How do you do, Froth Lavender, says the goldfish to the cappuccino—it is with just such conversational overtures that the cup of human consciousness overflows
Draw the eyelids over the eyes, close the quilt over the ears
The sunlight has lit silver quivers on the rosemary—it has so many aromatic fates!
Tired workers trudge on rubber, hats off, losing boots, as they enter the vestibule which will appear, though as an afterthought, just inside the door of the shop
A non-sequitur is a song of experience
Don’t give me a rose—I prefer the inner peace of nasturtiums from which unsung earwigs crawl
See men, and anxieties of, danger of, expected earnings of, lifespan of Rauritanian, musicianship of, soldiers as, suicides of, women imitators of
Rarely ridiculously although idiosyncratically loosely, the parent mediates a dispute
Crow is mocking cow, duck is mocking truck, trowel is mocking soil, and soil’s worm is mocking mockery while we watch the clock clocking mockery’s intervals
He or she who makes a bed may not be a carpenter despite the nails driven deep into the head
Just then the first—the very first—drop of rain hits the sidewalk
An allegory is an index of inexperience
Give me an odious word
A soul came to me, an excited infantile voyeur—he was cute until he began to crawl, always scuttling toward the future while getting history ass-backwards
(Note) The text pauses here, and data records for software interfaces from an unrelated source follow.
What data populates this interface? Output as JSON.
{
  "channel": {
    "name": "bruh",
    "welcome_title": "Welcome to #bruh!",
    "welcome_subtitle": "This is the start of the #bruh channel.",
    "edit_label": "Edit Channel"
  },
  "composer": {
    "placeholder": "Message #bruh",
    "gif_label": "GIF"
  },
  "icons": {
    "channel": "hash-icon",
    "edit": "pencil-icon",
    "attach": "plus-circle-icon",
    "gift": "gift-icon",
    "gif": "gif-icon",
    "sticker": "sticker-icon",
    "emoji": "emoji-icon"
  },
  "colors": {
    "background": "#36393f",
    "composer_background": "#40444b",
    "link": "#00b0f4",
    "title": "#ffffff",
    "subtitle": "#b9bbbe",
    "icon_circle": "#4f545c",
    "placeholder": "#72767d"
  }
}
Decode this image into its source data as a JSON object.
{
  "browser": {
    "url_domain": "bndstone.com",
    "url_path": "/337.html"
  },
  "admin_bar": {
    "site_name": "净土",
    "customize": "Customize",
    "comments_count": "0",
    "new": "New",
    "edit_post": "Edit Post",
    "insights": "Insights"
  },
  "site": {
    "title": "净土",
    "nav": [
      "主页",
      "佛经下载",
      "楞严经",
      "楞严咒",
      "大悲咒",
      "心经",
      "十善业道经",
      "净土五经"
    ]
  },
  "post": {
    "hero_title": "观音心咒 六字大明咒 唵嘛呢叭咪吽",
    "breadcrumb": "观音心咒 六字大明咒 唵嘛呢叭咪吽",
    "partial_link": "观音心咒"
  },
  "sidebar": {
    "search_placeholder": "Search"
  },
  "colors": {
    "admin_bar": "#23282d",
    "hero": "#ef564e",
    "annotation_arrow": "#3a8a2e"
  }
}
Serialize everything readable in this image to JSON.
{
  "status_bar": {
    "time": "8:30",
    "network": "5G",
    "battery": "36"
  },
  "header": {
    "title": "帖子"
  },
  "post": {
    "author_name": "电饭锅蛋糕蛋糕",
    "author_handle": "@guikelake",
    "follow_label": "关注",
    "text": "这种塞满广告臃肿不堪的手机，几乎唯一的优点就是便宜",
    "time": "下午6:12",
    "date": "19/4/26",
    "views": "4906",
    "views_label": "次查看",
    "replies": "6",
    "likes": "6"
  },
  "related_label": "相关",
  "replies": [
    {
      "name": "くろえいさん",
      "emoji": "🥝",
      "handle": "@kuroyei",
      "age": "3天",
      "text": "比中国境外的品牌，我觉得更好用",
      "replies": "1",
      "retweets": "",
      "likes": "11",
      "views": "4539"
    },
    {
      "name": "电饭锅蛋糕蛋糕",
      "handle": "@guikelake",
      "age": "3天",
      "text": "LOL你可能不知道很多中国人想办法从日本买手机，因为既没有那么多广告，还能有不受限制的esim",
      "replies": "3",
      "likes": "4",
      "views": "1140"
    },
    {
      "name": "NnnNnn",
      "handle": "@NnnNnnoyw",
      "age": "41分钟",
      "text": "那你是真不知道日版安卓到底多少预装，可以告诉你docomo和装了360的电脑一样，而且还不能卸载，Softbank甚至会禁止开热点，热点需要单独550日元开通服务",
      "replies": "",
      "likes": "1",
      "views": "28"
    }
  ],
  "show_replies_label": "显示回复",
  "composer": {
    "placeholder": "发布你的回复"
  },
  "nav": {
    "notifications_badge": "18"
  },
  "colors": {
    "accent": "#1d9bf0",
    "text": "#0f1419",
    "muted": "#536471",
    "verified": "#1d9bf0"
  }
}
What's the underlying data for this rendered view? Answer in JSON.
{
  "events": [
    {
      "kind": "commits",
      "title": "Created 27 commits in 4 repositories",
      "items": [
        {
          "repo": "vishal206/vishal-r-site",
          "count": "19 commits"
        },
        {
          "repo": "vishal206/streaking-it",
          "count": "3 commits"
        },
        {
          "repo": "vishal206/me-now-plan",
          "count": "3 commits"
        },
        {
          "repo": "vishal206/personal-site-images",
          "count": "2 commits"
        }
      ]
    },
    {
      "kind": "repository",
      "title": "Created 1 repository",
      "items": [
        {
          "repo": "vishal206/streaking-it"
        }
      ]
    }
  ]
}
3
A star screen shimmers under the moon over the urban center flashing on it red and green
I’ll have a suspension, mustard, topicality, glue
Kitty, kitty, kitty, kitty?
Whipped gouache just about covers the situation
In the Musée Unless there’s a fallen nest on display empty of an egg once belonging to a song bird, species unknown, which had sung
See style, see working late, see mismatched socks, see polyphony
It is the fate of logic infinitely to undo closure but that’s just to say that it’s the fate of logic infinitely to be logical
So like a man goes into a shop and there’s like this other man in there whom he thinks he recognizes and he says like do I know you?
The fallen grass in winter sprawls its spring
Regulations state that the pier can accommodate no more than one troupe of acrobats, thirty fishermen, or fifty tourists
Yo!
The child never gives up her secret, which—don’t tell—is that she has a secret, and her secret has a penis
We will lose another day from the inner picture—days are not ineradicable there
What is it that one is autobiographical about?

Artwork © Zafire Vrba and students at Lindeparkens gymnasiesärskola

Emma SapersteinComment